They are beneficial agreements these public power partners can depend on for a long, long time.
Moving Oklahoma in a Grand Direction
This tradition—over 65 years old—of utilizing Oklahoma resources to meet Oklahoma needs resounded in 2006. Following three years of significant changes where GRDA embraced the basic fundamentals and principles of public power, and renewed commitments to provide necessary resources for its public power partners in the future, the role GRDA serves became clearer—and more valued.
GRDA’s overriding goals remain the same: to be Oklahoma’s low-cost, reliable electric supplier, to be a good steward of the resources under its control, and to be a valuable asset for the state of Oklahoma.
Following a year of significant changes, GRDA renewed commitments to provide necessary resources for its public power partners in the future by increasing accountability, reviewing corporate policies, telling its story to constituents and strengthening relationships with customers and stakeholders.
Why so much effort? Because the Grand River Dam Authority always strives to be Oklahoma’s low-cost, reliable electric supplier, as well as a good steward of the natural resources under its control.
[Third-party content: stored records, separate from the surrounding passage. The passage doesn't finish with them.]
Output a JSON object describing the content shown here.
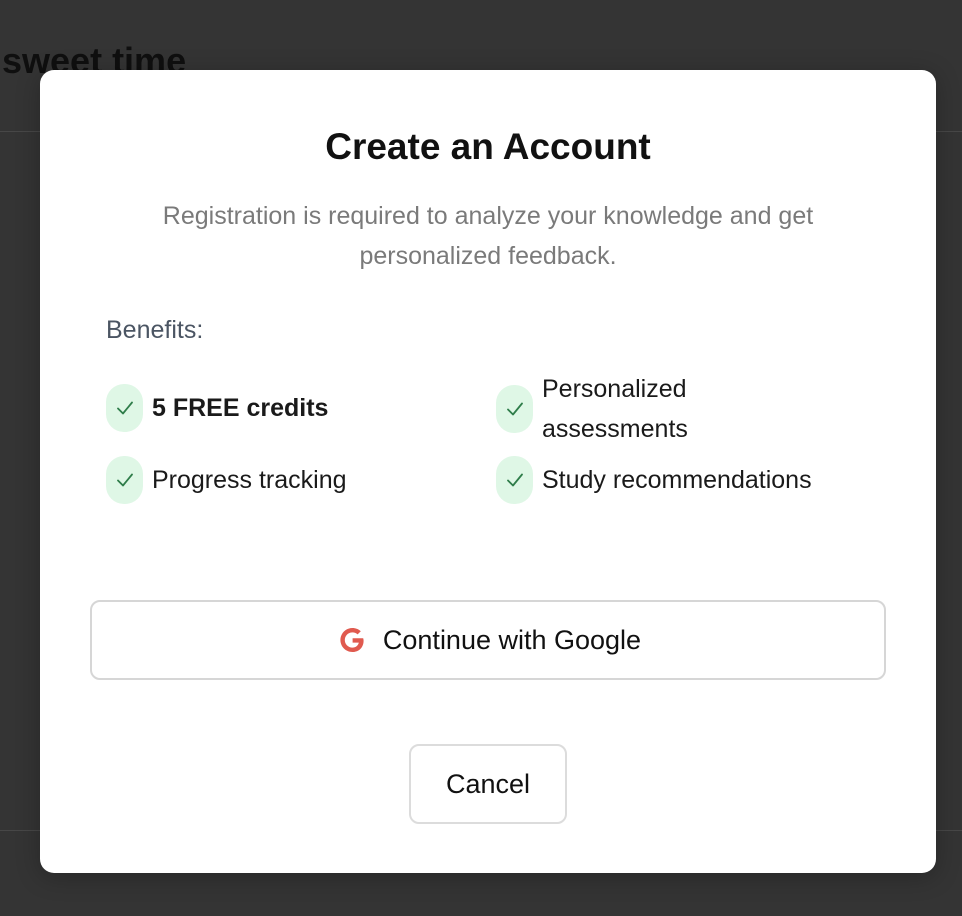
{
  "background": {
    "page_title": "r sweet time"
  },
  "modal": {
    "title": "Create an Account",
    "subtitle": "Registration is required to analyze your knowledge and get personalized feedback.",
    "benefits_heading": "Benefits:",
    "benefits": [
      {
        "label": "5 FREE credits",
        "icon": "checkmark-icon",
        "emphasis": true
      },
      {
        "label": "Personalized assessments",
        "icon": "checkmark-icon",
        "emphasis": false
      },
      {
        "label": "Progress tracking",
        "icon": "checkmark-icon",
        "emphasis": false
      },
      {
        "label": "Study recommendations",
        "icon": "checkmark-icon",
        "emphasis": false
      }
    ],
    "google_button": {
      "label": "Continue with Google",
      "icon": "google-icon"
    },
    "cancel_button": {
      "label": "Cancel"
    }
  },
  "colors": {
    "overlay": "#343434",
    "modal_bg": "#ffffff",
    "check_bg": "#dff7e6",
    "check_color": "#2f7d4a",
    "google_red": "#e05a4f",
    "subtitle": "#7a7a7a"
  }
}
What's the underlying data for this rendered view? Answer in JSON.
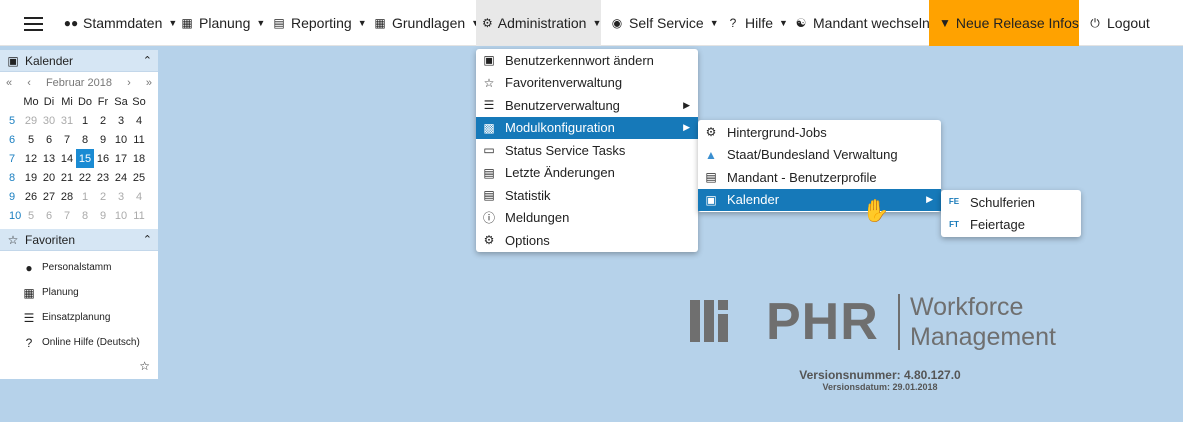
{
  "nav": {
    "items": [
      {
        "label": "Stammdaten",
        "icon": "users-icon"
      },
      {
        "label": "Planung",
        "icon": "calendar-plan-icon"
      },
      {
        "label": "Reporting",
        "icon": "chart-icon"
      },
      {
        "label": "Grundlagen",
        "icon": "grid-icon"
      },
      {
        "label": "Administration",
        "icon": "cogs-icon"
      },
      {
        "label": "Self Service",
        "icon": "user-circle-icon"
      },
      {
        "label": "Hilfe",
        "icon": "question-icon"
      },
      {
        "label": "Mandant wechseln",
        "icon": "sitemap-icon"
      },
      {
        "label": "Neue Release Infos",
        "icon": "shield-icon"
      },
      {
        "label": "Logout",
        "icon": "power-icon"
      }
    ],
    "release_color": "#ffa200"
  },
  "calendar": {
    "title": "Kalender",
    "month": "Februar 2018",
    "weekdays": [
      "Mo",
      "Di",
      "Mi",
      "Do",
      "Fr",
      "Sa",
      "So"
    ],
    "weeks": [
      {
        "nr": "5",
        "days": [
          "29",
          "30",
          "31",
          "1",
          "2",
          "3",
          "4"
        ]
      },
      {
        "nr": "6",
        "days": [
          "5",
          "6",
          "7",
          "8",
          "9",
          "10",
          "11"
        ]
      },
      {
        "nr": "7",
        "days": [
          "12",
          "13",
          "14",
          "15",
          "16",
          "17",
          "18"
        ]
      },
      {
        "nr": "8",
        "days": [
          "19",
          "20",
          "21",
          "22",
          "23",
          "24",
          "25"
        ]
      },
      {
        "nr": "9",
        "days": [
          "26",
          "27",
          "28",
          "1",
          "2",
          "3",
          "4"
        ]
      },
      {
        "nr": "10",
        "days": [
          "5",
          "6",
          "7",
          "8",
          "9",
          "10",
          "11"
        ]
      }
    ],
    "today": "15"
  },
  "favorites": {
    "title": "Favoriten",
    "items": [
      {
        "label": "Personalstamm",
        "icon": "users-icon"
      },
      {
        "label": "Planung",
        "icon": "calendar-plan-icon"
      },
      {
        "label": "Einsatzplanung",
        "icon": "list-icon"
      },
      {
        "label": "Online Hilfe (Deutsch)",
        "icon": "question-icon"
      }
    ]
  },
  "admin_menu": [
    {
      "label": "Benutzerkennwort ändern",
      "icon": "lock-icon"
    },
    {
      "label": "Favoritenverwaltung",
      "icon": "star-icon"
    },
    {
      "label": "Benutzerverwaltung",
      "icon": "user-list-icon"
    },
    {
      "label": "Modulkonfiguration",
      "icon": "module-icon"
    },
    {
      "label": "Status Service Tasks",
      "icon": "monitor-icon"
    },
    {
      "label": "Letzte Änderungen",
      "icon": "document-icon"
    },
    {
      "label": "Statistik",
      "icon": "chart-icon"
    },
    {
      "label": "Meldungen",
      "icon": "alert-icon"
    },
    {
      "label": "Options",
      "icon": "gear-icon"
    }
  ],
  "module_menu": [
    {
      "label": "Hintergrund-Jobs",
      "icon": "gear-icon"
    },
    {
      "label": "Staat/Bundesland Verwaltung",
      "icon": "map-icon"
    },
    {
      "label": "Mandant - Benutzerprofile",
      "icon": "profile-icon"
    },
    {
      "label": "Kalender",
      "icon": "calendar-icon"
    }
  ],
  "calendar_menu": [
    {
      "label": "Schulferien",
      "icon": "fe-icon"
    },
    {
      "label": "Feiertage",
      "icon": "ft-icon"
    }
  ],
  "branding": {
    "name": "PHR",
    "line1": "Workforce",
    "line2": "Management",
    "version": "Versionsnummer: 4.80.127.0",
    "date": "Versionsdatum: 29.01.2018"
  },
  "colors": {
    "background": "#b6d2ea",
    "selected": "#1679b9",
    "today": "#1a8bd3"
  }
}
Of course, there is still much to do. But if 2005 is any indication of what lies ahead, the Grand River Dam Authority is excited about embracing a grand future.
Change is inevitable. Sometimes it happens on its own, and organizations find themselves reacting to it. In such cases, change is not always for the better.
However, when an organization initiates the change—though that may mean making hard decisions and shaking up the status quo—it controls the change. In such cases, the end results are worth the effort. In 2004, GRDA initiated many changes within its organization. In the form of new management, new departments, new directions and a new focus on old issues, change came often.
Now, as we look back on the year, GRDA believes the changes of 2004 were well worth the effort.